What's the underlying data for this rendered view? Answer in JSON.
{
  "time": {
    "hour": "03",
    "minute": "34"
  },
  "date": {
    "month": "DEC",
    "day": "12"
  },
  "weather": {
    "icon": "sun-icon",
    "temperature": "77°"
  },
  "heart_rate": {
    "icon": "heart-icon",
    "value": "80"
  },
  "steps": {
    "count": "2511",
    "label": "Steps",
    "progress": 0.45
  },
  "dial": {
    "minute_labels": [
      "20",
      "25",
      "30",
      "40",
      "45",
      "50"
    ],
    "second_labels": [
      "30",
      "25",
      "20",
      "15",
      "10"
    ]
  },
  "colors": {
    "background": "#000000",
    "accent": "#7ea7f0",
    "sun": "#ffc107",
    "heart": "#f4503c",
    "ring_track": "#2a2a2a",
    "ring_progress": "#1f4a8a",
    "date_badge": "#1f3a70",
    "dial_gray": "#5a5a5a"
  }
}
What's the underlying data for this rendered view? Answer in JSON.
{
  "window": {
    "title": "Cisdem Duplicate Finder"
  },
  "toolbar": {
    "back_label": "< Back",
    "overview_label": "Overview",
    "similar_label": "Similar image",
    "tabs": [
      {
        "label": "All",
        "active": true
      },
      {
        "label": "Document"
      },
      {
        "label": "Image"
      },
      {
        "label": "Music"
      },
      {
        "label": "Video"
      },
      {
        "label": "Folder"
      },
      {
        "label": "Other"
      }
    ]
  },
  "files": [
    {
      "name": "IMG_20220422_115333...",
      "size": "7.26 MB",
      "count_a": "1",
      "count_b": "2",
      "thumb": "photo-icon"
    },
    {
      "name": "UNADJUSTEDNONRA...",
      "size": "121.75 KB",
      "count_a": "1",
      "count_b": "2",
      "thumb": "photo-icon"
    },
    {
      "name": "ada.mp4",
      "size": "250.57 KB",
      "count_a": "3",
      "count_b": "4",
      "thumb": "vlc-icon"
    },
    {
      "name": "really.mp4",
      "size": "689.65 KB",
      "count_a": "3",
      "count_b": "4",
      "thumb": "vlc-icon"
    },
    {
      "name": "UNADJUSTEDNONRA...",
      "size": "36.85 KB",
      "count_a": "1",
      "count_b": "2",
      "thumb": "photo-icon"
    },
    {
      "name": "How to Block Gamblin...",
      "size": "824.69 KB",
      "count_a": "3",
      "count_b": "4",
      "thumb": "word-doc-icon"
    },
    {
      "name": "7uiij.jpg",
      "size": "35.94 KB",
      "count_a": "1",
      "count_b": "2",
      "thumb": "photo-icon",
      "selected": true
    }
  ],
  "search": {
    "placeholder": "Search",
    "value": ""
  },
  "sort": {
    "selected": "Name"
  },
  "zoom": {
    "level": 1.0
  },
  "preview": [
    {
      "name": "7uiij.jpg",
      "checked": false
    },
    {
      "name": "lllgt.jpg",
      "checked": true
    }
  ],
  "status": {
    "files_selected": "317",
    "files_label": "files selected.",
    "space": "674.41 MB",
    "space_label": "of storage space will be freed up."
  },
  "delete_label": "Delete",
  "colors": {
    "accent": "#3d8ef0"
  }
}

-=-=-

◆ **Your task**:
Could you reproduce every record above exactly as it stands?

◆ **Problem solution**:
What's the underlying data for this rendered view? Answer in JSON.
{
  "time": {
    "hour": "03",
    "minute": "34"
  },
  "date": {
    "month": "DEC",
    "day": "12"
  },
  "weather": {
    "icon": "sun-icon",
    "temperature": "77°"
  },
  "heart_rate": {
    "icon": "heart-icon",
    "value": "80"
  },
  "steps": {
    "count": "2511",
    "label": "Steps",
    "progress": 0.45
  },
  "dial": {
    "minute_labels": [
      "20",
      "25",
      "30",
      "40",
      "45",
      "50"
    ],
    "second_labels": [
      "30",
      "25",
      "20",
      "15",
      "10"
    ]
  },
  "colors": {
    "background": "#000000",
    "accent": "#7ea7f0",
    "sun": "#ffc107",
    "heart": "#f4503c",
    "ring_track": "#2a2a2a",
    "ring_progress": "#1f4a8a",
    "date_badge": "#1f3a70",
    "dial_gray": "#5a5a5a"
  }
}
What's the underlying data for this rendered view? Answer in JSON.
{
  "window": {
    "title": "Cisdem Duplicate Finder"
  },
  "toolbar": {
    "back_label": "< Back",
    "overview_label": "Overview",
    "similar_label": "Similar image",
    "tabs": [
      {
        "label": "All",
        "active": true
      },
      {
        "label": "Document"
      },
      {
        "label": "Image"
      },
      {
        "label": "Music"
      },
      {
        "label": "Video"
      },
      {
        "label": "Folder"
      },
      {
        "label": "Other"
      }
    ]
  },
  "files": [
    {
      "name": "IMG_20220422_115333...",
      "size": "7.26 MB",
      "count_a": "1",
      "count_b": "2",
      "thumb": "photo-icon"
    },
    {
      "name": "UNADJUSTEDNONRA...",
      "size": "121.75 KB",
      "count_a": "1",
      "count_b": "2",
      "thumb": "photo-icon"
    },
    {
      "name": "ada.mp4",
      "size": "250.57 KB",
      "count_a": "3",
      "count_b": "4",
      "thumb": "vlc-icon"
    },
    {
      "name": "really.mp4",
      "size": "689.65 KB",
      "count_a": "3",
      "count_b": "4",
      "thumb": "vlc-icon"
    },
    {
      "name": "UNADJUSTEDNONRA...",
      "size": "36.85 KB",
      "count_a": "1",
      "count_b": "2",
      "thumb": "photo-icon"
    },
    {
      "name": "How to Block Gamblin...",
      "size": "824.69 KB",
      "count_a": "3",
      "count_b": "4",
      "thumb": "word-doc-icon"
    },
    {
      "name": "7uiij.jpg",
      "size": "35.94 KB",
      "count_a": "1",
      "count_b": "2",
      "thumb": "photo-icon",
      "selected": true
    }
  ],
  "search": {
    "placeholder": "Search",
    "value": ""
  },
  "sort": {
    "selected": "Name"
  },
  "zoom": {
    "level": 1.0
  },
  "preview": [
    {
      "name": "7uiij.jpg",
      "checked": false
    },
    {
      "name": "lllgt.jpg",
      "checked": true
    }
  ],
  "status": {
    "files_selected": "317",
    "files_label": "files selected.",
    "space": "674.41 MB",
    "space_label": "of storage space will be freed up."
  },
  "delete_label": "Delete",
  "colors": {
    "accent": "#3d8ef0"
  }
}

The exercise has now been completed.